(Dataset rows describing interfaces)
┄┄┄┄┄┄┄┄┄┄┄┄┄┄┄┄┄┄┄┄

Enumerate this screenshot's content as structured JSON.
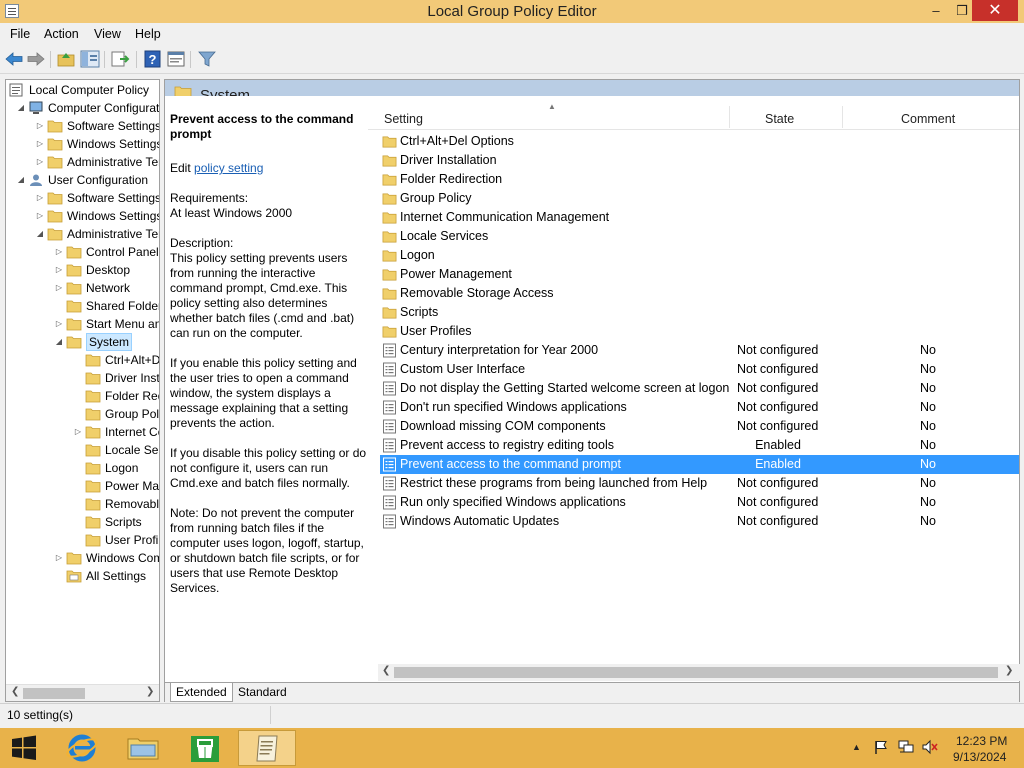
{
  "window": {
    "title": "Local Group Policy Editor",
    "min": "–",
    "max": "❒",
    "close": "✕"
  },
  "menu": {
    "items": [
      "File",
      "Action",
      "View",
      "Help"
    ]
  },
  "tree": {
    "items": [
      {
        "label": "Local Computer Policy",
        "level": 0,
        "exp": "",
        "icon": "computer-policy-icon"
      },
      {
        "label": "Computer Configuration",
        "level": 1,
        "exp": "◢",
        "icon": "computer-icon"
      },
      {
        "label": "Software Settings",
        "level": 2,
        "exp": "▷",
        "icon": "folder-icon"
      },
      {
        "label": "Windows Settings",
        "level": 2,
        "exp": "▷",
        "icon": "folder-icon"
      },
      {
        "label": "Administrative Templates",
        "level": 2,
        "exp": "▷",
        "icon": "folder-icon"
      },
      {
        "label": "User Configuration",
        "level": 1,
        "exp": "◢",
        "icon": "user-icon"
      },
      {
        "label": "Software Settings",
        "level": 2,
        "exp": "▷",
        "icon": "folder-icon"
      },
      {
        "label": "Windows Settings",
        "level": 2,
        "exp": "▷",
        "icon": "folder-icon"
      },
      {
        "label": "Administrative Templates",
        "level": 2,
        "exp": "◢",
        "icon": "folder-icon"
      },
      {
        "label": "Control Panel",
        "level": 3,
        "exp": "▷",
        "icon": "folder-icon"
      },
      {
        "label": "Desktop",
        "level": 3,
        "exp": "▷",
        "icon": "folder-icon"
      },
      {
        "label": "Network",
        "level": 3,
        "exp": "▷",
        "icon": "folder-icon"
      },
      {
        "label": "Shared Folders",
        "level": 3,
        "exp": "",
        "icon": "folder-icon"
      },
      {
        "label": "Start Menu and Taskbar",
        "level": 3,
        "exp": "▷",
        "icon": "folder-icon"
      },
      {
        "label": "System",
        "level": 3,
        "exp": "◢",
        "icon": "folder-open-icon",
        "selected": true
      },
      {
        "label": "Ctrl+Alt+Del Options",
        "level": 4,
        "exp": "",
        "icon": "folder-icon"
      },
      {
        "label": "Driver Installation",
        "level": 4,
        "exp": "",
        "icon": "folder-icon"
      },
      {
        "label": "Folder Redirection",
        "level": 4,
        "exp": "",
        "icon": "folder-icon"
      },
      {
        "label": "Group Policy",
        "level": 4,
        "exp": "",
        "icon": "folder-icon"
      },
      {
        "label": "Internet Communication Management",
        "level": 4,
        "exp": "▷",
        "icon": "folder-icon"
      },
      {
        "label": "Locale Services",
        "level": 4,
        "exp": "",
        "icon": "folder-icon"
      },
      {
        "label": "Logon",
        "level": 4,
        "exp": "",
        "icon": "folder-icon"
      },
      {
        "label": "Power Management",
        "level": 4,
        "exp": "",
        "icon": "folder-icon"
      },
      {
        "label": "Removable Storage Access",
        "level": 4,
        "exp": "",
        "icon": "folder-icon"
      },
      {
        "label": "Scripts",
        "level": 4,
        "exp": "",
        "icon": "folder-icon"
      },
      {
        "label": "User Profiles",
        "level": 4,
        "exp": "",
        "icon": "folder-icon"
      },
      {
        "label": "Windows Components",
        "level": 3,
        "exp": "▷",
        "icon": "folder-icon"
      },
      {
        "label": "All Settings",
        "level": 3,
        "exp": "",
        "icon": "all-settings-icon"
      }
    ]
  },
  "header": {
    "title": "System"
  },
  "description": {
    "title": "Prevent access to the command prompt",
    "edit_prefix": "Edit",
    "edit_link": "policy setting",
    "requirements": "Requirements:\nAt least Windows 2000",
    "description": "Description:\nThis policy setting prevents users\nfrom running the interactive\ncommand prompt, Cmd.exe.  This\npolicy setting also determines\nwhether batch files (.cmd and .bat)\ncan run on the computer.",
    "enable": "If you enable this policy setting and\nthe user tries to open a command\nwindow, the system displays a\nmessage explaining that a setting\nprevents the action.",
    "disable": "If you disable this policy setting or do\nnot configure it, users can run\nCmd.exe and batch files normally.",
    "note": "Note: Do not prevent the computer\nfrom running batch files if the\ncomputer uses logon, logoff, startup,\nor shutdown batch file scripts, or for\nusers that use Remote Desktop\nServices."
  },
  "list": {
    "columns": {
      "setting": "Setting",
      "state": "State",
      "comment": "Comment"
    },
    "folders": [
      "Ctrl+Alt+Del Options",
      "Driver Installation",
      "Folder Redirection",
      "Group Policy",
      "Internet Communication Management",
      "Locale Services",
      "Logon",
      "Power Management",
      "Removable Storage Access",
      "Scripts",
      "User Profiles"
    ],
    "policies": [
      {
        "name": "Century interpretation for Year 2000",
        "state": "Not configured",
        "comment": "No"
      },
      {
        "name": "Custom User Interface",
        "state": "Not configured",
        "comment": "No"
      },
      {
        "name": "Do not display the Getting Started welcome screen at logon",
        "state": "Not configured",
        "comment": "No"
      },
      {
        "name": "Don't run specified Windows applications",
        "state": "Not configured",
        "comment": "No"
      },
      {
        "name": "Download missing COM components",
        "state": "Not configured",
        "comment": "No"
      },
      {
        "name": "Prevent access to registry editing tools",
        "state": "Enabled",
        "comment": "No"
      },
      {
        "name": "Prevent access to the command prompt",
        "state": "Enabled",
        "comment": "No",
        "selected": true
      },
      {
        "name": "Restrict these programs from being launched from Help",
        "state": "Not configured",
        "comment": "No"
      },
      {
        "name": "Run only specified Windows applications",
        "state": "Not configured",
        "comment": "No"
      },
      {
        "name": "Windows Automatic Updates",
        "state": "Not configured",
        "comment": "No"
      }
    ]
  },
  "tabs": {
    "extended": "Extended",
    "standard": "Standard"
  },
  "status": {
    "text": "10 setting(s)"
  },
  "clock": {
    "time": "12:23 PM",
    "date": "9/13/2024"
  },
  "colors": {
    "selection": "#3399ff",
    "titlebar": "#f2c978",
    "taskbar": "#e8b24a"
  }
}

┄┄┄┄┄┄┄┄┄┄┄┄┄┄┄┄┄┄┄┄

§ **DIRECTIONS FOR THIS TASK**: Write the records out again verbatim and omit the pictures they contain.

§ **ANSWER SECTION**:
Enumerate this screenshot's content as structured JSON.
{
  "window": {
    "title": "Local Group Policy Editor",
    "min": "–",
    "max": "❒",
    "close": "✕"
  },
  "menu": {
    "items": [
      "File",
      "Action",
      "View",
      "Help"
    ]
  },
  "tree": {
    "items": [
      {
        "label": "Local Computer Policy",
        "level": 0,
        "exp": "",
        "icon": "computer-policy-icon"
      },
      {
        "label": "Computer Configuration",
        "level": 1,
        "exp": "◢",
        "icon": "computer-icon"
      },
      {
        "label": "Software Settings",
        "level": 2,
        "exp": "▷",
        "icon": "folder-icon"
      },
      {
        "label": "Windows Settings",
        "level": 2,
        "exp": "▷",
        "icon": "folder-icon"
      },
      {
        "label": "Administrative Templates",
        "level": 2,
        "exp": "▷",
        "icon": "folder-icon"
      },
      {
        "label": "User Configuration",
        "level": 1,
        "exp": "◢",
        "icon": "user-icon"
      },
      {
        "label": "Software Settings",
        "level": 2,
        "exp": "▷",
        "icon": "folder-icon"
      },
      {
        "label": "Windows Settings",
        "level": 2,
        "exp": "▷",
        "icon": "folder-icon"
      },
      {
        "label": "Administrative Templates",
        "level": 2,
        "exp": "◢",
        "icon": "folder-icon"
      },
      {
        "label": "Control Panel",
        "level": 3,
        "exp": "▷",
        "icon": "folder-icon"
      },
      {
        "label": "Desktop",
        "level": 3,
        "exp": "▷",
        "icon": "folder-icon"
      },
      {
        "label": "Network",
        "level": 3,
        "exp": "▷",
        "icon": "folder-icon"
      },
      {
        "label": "Shared Folders",
        "level": 3,
        "exp": "",
        "icon": "folder-icon"
      },
      {
        "label": "Start Menu and Taskbar",
        "level": 3,
        "exp": "▷",
        "icon": "folder-icon"
      },
      {
        "label": "System",
        "level": 3,
        "exp": "◢",
        "icon": "folder-open-icon",
        "selected": true
      },
      {
        "label": "Ctrl+Alt+Del Options",
        "level": 4,
        "exp": "",
        "icon": "folder-icon"
      },
      {
        "label": "Driver Installation",
        "level": 4,
        "exp": "",
        "icon": "folder-icon"
      },
      {
        "label": "Folder Redirection",
        "level": 4,
        "exp": "",
        "icon": "folder-icon"
      },
      {
        "label": "Group Policy",
        "level": 4,
        "exp": "",
        "icon": "folder-icon"
      },
      {
        "label": "Internet Communication Management",
        "level": 4,
        "exp": "▷",
        "icon": "folder-icon"
      },
      {
        "label": "Locale Services",
        "level": 4,
        "exp": "",
        "icon": "folder-icon"
      },
      {
        "label": "Logon",
        "level": 4,
        "exp": "",
        "icon": "folder-icon"
      },
      {
        "label": "Power Management",
        "level": 4,
        "exp": "",
        "icon": "folder-icon"
      },
      {
        "label": "Removable Storage Access",
        "level": 4,
        "exp": "",
        "icon": "folder-icon"
      },
      {
        "label": "Scripts",
        "level": 4,
        "exp": "",
        "icon": "folder-icon"
      },
      {
        "label": "User Profiles",
        "level": 4,
        "exp": "",
        "icon": "folder-icon"
      },
      {
        "label": "Windows Components",
        "level": 3,
        "exp": "▷",
        "icon": "folder-icon"
      },
      {
        "label": "All Settings",
        "level": 3,
        "exp": "",
        "icon": "all-settings-icon"
      }
    ]
  },
  "header": {
    "title": "System"
  },
  "description": {
    "title": "Prevent access to the command prompt",
    "edit_prefix": "Edit",
    "edit_link": "policy setting",
    "requirements": "Requirements:\nAt least Windows 2000",
    "description": "Description:\nThis policy setting prevents users\nfrom running the interactive\ncommand prompt, Cmd.exe.  This\npolicy setting also determines\nwhether batch files (.cmd and .bat)\ncan run on the computer.",
    "enable": "If you enable this policy setting and\nthe user tries to open a command\nwindow, the system displays a\nmessage explaining that a setting\nprevents the action.",
    "disable": "If you disable this policy setting or do\nnot configure it, users can run\nCmd.exe and batch files normally.",
    "note": "Note: Do not prevent the computer\nfrom running batch files if the\ncomputer uses logon, logoff, startup,\nor shutdown batch file scripts, or for\nusers that use Remote Desktop\nServices."
  },
  "list": {
    "columns": {
      "setting": "Setting",
      "state": "State",
      "comment": "Comment"
    },
    "folders": [
      "Ctrl+Alt+Del Options",
      "Driver Installation",
      "Folder Redirection",
      "Group Policy",
      "Internet Communication Management",
      "Locale Services",
      "Logon",
      "Power Management",
      "Removable Storage Access",
      "Scripts",
      "User Profiles"
    ],
    "policies": [
      {
        "name": "Century interpretation for Year 2000",
        "state": "Not configured",
        "comment": "No"
      },
      {
        "name": "Custom User Interface",
        "state": "Not configured",
        "comment": "No"
      },
      {
        "name": "Do not display the Getting Started welcome screen at logon",
        "state": "Not configured",
        "comment": "No"
      },
      {
        "name": "Don't run specified Windows applications",
        "state": "Not configured",
        "comment": "No"
      },
      {
        "name": "Download missing COM components",
        "state": "Not configured",
        "comment": "No"
      },
      {
        "name": "Prevent access to registry editing tools",
        "state": "Enabled",
        "comment": "No"
      },
      {
        "name": "Prevent access to the command prompt",
        "state": "Enabled",
        "comment": "No",
        "selected": true
      },
      {
        "name": "Restrict these programs from being launched from Help",
        "state": "Not configured",
        "comment": "No"
      },
      {
        "name": "Run only specified Windows applications",
        "state": "Not configured",
        "comment": "No"
      },
      {
        "name": "Windows Automatic Updates",
        "state": "Not configured",
        "comment": "No"
      }
    ]
  },
  "tabs": {
    "extended": "Extended",
    "standard": "Standard"
  },
  "status": {
    "text": "10 setting(s)"
  },
  "clock": {
    "time": "12:23 PM",
    "date": "9/13/2024"
  },
  "colors": {
    "selection": "#3399ff",
    "titlebar": "#f2c978",
    "taskbar": "#e8b24a"
  }
}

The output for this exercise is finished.